Loosen your trucks if…

  • You are more confident balancing on one foot or crossing over
  • You feel resistance when turning or cornering
  • You feel like you can’t swerve or weave quickly enough
  • You get pain on the inside of your feet from applying pressure


Toe-stops on most skates are adjustable, meaning the height can be altered so that they sit higher or lower depending on preference.

The height of the toe-stop will change the angle of the skate when the toe-stop is in contact with the floor.


A high angle is achieved by screwing the stop further into the bolt hole. This means the stop sits quite high up on the skate, and therefore your foot must be tipped up at a higher angle in order to make the stop come into contact with the floor.

A lower toe-stop means the skate will sit at a lower angle, making it easier to balance, and therefore put less pressure on the toes of your feet.

However a lower toe-stop may feel less secure and could even drop out due to not being screwed far enough into the bolt hole.

Low toe-stops may also get in the way as you skate, because they protrude further and are more likely to catch on the floor when picking up your feet.

As a rule of thumb, your back wheels ought to be around 3 inches off the floor when raised up onto your toe-stops. But do whatever feels more comfortable to you.

Lower your toe-stops if…

  • You have trouble balancing on your toe-stops
  • You get pain in your toes from using your stops
  • You find yourself dropping back onto your wheels unintentionally

Raise your toes-stops if…

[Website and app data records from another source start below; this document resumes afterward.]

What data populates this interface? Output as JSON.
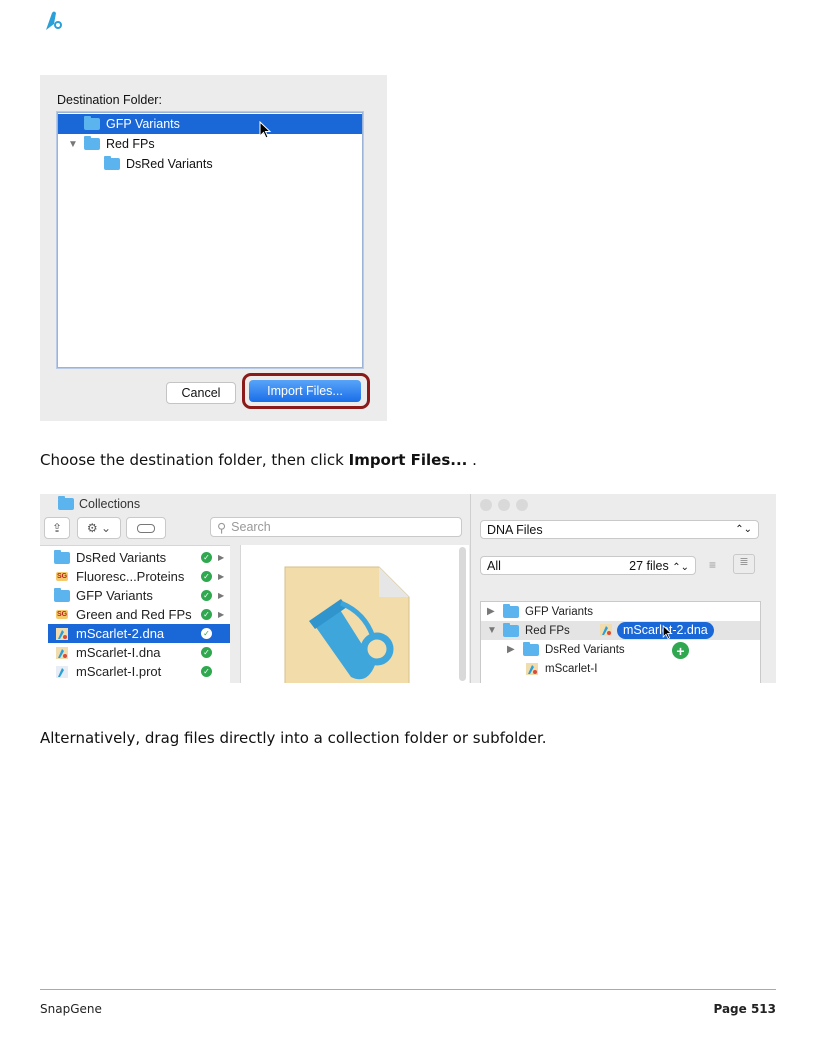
{
  "dialog": {
    "label": "Destination Folder:",
    "tree": [
      {
        "label": "GFP Variants",
        "selected": true
      },
      {
        "label": "Red FPs",
        "expanded": true
      },
      {
        "label": "DsRed Variants"
      }
    ],
    "cancel_label": "Cancel",
    "import_label": "Import Files..."
  },
  "caption1": {
    "before": "Choose the destination folder, then click ",
    "bold": "Import Files...",
    "after": " ."
  },
  "collections": {
    "title": "Collections",
    "search_placeholder": "Search",
    "items": [
      {
        "label": "DsRed Variants",
        "icon": "folder-icon",
        "status": "check",
        "arrow": true
      },
      {
        "label": "Fluoresc...Proteins",
        "icon": "sg-collection-icon",
        "icon_text": "SG",
        "status": "check",
        "arrow": true
      },
      {
        "label": "GFP Variants",
        "icon": "folder-icon",
        "status": "check",
        "arrow": true
      },
      {
        "label": "Green and Red FPs",
        "icon": "sg-collection-icon",
        "icon_text": "SG",
        "status": "check",
        "arrow": true
      },
      {
        "label": "mScarlet-2.dna",
        "icon": "dna-file-icon",
        "status": "check",
        "selected": true
      },
      {
        "label": "mScarlet-I.dna",
        "icon": "dna-file-icon",
        "status": "check"
      },
      {
        "label": "mScarlet-I.prot",
        "icon": "protein-file-icon",
        "status": "check"
      }
    ],
    "right": {
      "dropdown": "DNA Files",
      "filter": "All",
      "count": "27 files",
      "tree": [
        {
          "label": "GFP Variants",
          "expanded": false
        },
        {
          "label": "Red FPs",
          "expanded": true
        },
        {
          "label": "DsRed Variants",
          "expanded": false
        },
        {
          "label": "mScarlet-I"
        }
      ],
      "drag_label": "mScarlet-2.dna"
    }
  },
  "caption2": "Alternatively, drag files directly into a collection folder or subfolder.",
  "footer": {
    "left": "SnapGene",
    "right": "Page 513"
  }
}
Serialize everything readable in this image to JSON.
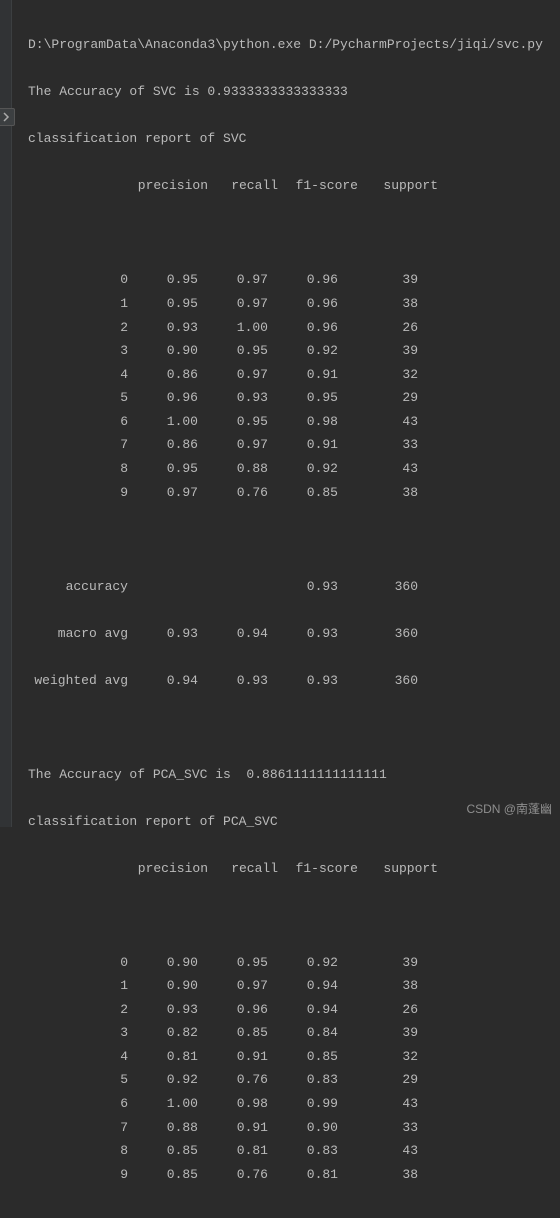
{
  "command_line": "D:\\ProgramData\\Anaconda3\\python.exe D:/PycharmProjects/jiqi/svc.py",
  "svc": {
    "accuracy_line": "The Accuracy of SVC is 0.9333333333333333",
    "report_title": "classification report of SVC",
    "headers": {
      "precision": "precision",
      "recall": "recall",
      "f1": "f1-score",
      "support": "support"
    },
    "rows": [
      {
        "label": "0",
        "precision": "0.95",
        "recall": "0.97",
        "f1": "0.96",
        "support": "39"
      },
      {
        "label": "1",
        "precision": "0.95",
        "recall": "0.97",
        "f1": "0.96",
        "support": "38"
      },
      {
        "label": "2",
        "precision": "0.93",
        "recall": "1.00",
        "f1": "0.96",
        "support": "26"
      },
      {
        "label": "3",
        "precision": "0.90",
        "recall": "0.95",
        "f1": "0.92",
        "support": "39"
      },
      {
        "label": "4",
        "precision": "0.86",
        "recall": "0.97",
        "f1": "0.91",
        "support": "32"
      },
      {
        "label": "5",
        "precision": "0.96",
        "recall": "0.93",
        "f1": "0.95",
        "support": "29"
      },
      {
        "label": "6",
        "precision": "1.00",
        "recall": "0.95",
        "f1": "0.98",
        "support": "43"
      },
      {
        "label": "7",
        "precision": "0.86",
        "recall": "0.97",
        "f1": "0.91",
        "support": "33"
      },
      {
        "label": "8",
        "precision": "0.95",
        "recall": "0.88",
        "f1": "0.92",
        "support": "43"
      },
      {
        "label": "9",
        "precision": "0.97",
        "recall": "0.76",
        "f1": "0.85",
        "support": "38"
      }
    ],
    "summary": {
      "accuracy": {
        "label": "accuracy",
        "f1": "0.93",
        "support": "360"
      },
      "macro": {
        "label": "macro avg",
        "precision": "0.93",
        "recall": "0.94",
        "f1": "0.93",
        "support": "360"
      },
      "weighted": {
        "label": "weighted avg",
        "precision": "0.94",
        "recall": "0.93",
        "f1": "0.93",
        "support": "360"
      }
    }
  },
  "pca_svc": {
    "accuracy_line": "The Accuracy of PCA_SVC is  0.8861111111111111",
    "report_title": "classification report of PCA_SVC",
    "headers": {
      "precision": "precision",
      "recall": "recall",
      "f1": "f1-score",
      "support": "support"
    },
    "rows": [
      {
        "label": "0",
        "precision": "0.90",
        "recall": "0.95",
        "f1": "0.92",
        "support": "39"
      },
      {
        "label": "1",
        "precision": "0.90",
        "recall": "0.97",
        "f1": "0.94",
        "support": "38"
      },
      {
        "label": "2",
        "precision": "0.93",
        "recall": "0.96",
        "f1": "0.94",
        "support": "26"
      },
      {
        "label": "3",
        "precision": "0.82",
        "recall": "0.85",
        "f1": "0.84",
        "support": "39"
      },
      {
        "label": "4",
        "precision": "0.81",
        "recall": "0.91",
        "f1": "0.85",
        "support": "32"
      },
      {
        "label": "5",
        "precision": "0.92",
        "recall": "0.76",
        "f1": "0.83",
        "support": "29"
      },
      {
        "label": "6",
        "precision": "1.00",
        "recall": "0.98",
        "f1": "0.99",
        "support": "43"
      },
      {
        "label": "7",
        "precision": "0.88",
        "recall": "0.91",
        "f1": "0.90",
        "support": "33"
      },
      {
        "label": "8",
        "precision": "0.85",
        "recall": "0.81",
        "f1": "0.83",
        "support": "43"
      },
      {
        "label": "9",
        "precision": "0.85",
        "recall": "0.76",
        "f1": "0.81",
        "support": "38"
      }
    ]
  },
  "watermark": "CSDN @南蓬幽"
}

  • They sometimes catch on the floor when you skate fast
  • If they feel wobbly or loose


Lacing seems trivial but has an enormous impact on the way the skate fits your foot. Many different lacing techniques can be used, or even combined, to ensure that your feet are supported and snug.

There are many ways to tie laces to resolve specific issues. Aim to minimise any gaps between the inside of the boot and your foot, but be careful to ensure that there is not too much pressure applied to any particular area.

Tighten your laces if…

  • Your heel picks up from the bottom of the skate when you lift your foot
  • Your arches are cramping or aching (this is a sign you are trying to ‘grip’ the bottom of the shoe with your toes)

Loosen your laces if…

  • You experience a pinching or sharp pain on the top of your foot
  • Your toes feel crowded or cramped at the front of the skate
  • Your foot feels squeezed in at the sides
  • You get persistent blisters certain places


In derby, there is a definite ‘sweet spot’ when it comes to wheel hardness.

Hard wheels are described as ‘slick’ or ‘slippy’, as they typically don’t grip the surface you are skating on. This may result in the wheels easily sliding sideways no matter how much pressure you apply.

Soft wheels are said to be ‘grippy’ or ‘sticky’ and create a lot of friction on the floor, meaning your wheels may not slide sideways at all.

Ideally you need a wheel somewhere in the middle, which gives you enough slide that you are able to plow stop and dig into your edges. But which has enough grip to prevent your feet skidding all over, especially around corners.

Harder wheels if…

  • Struggling to pick up speed — wheels feel ‘sticky’
  • Difficulty plowing and T-stopping — skates juddering

Softer wheels if…

  • Lacking power/traction in plow stops
  • Skidding out when crossing over/cornering
  • Playing on a very slippy surface e.g. varnished wood